Each entry below should be retyped exactly as given.
*** Provided entries Section Begins ***
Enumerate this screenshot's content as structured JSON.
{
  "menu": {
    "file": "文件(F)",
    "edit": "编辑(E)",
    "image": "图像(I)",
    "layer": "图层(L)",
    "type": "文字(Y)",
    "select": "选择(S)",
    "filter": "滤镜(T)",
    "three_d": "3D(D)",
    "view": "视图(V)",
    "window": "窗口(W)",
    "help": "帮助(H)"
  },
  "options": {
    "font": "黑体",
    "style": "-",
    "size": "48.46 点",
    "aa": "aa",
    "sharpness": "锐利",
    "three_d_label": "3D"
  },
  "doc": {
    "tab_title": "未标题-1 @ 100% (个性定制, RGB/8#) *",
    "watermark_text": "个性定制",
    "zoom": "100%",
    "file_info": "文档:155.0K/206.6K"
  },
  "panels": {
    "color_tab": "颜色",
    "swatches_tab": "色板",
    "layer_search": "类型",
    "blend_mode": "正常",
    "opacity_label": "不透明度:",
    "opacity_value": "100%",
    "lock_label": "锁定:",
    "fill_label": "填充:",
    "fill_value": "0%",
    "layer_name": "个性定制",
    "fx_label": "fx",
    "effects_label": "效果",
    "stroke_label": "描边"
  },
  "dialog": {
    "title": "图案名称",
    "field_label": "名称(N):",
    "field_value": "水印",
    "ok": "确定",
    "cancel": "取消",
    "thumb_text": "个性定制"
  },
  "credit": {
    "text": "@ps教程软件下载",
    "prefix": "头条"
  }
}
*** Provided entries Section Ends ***
**Response area**
Enumerate this screenshot's content as structured JSON.
{
  "menu": {
    "file": "文件(F)",
    "edit": "编辑(E)",
    "image": "图像(I)",
    "layer": "图层(L)",
    "type": "文字(Y)",
    "select": "选择(S)",
    "filter": "滤镜(T)",
    "three_d": "3D(D)",
    "view": "视图(V)",
    "window": "窗口(W)",
    "help": "帮助(H)"
  },
  "options": {
    "font": "黑体",
    "style": "-",
    "size": "48.46 点",
    "aa": "aa",
    "sharpness": "锐利",
    "three_d_label": "3D"
  },
  "doc": {
    "tab_title": "未标题-1 @ 100% (个性定制, RGB/8#) *",
    "watermark_text": "个性定制",
    "zoom": "100%",
    "file_info": "文档:155.0K/206.6K"
  },
  "panels": {
    "color_tab": "颜色",
    "swatches_tab": "色板",
    "layer_search": "类型",
    "blend_mode": "正常",
    "opacity_label": "不透明度:",
    "opacity_value": "100%",
    "lock_label": "锁定:",
    "fill_label": "填充:",
    "fill_value": "0%",
    "layer_name": "个性定制",
    "fx_label": "fx",
    "effects_label": "效果",
    "stroke_label": "描边"
  },
  "dialog": {
    "title": "图案名称",
    "field_label": "名称(N):",
    "field_value": "水印",
    "ok": "确定",
    "cancel": "取消",
    "thumb_text": "个性定制"
  },
  "credit": {
    "text": "@ps教程软件下载",
    "prefix": "头条"
  }
}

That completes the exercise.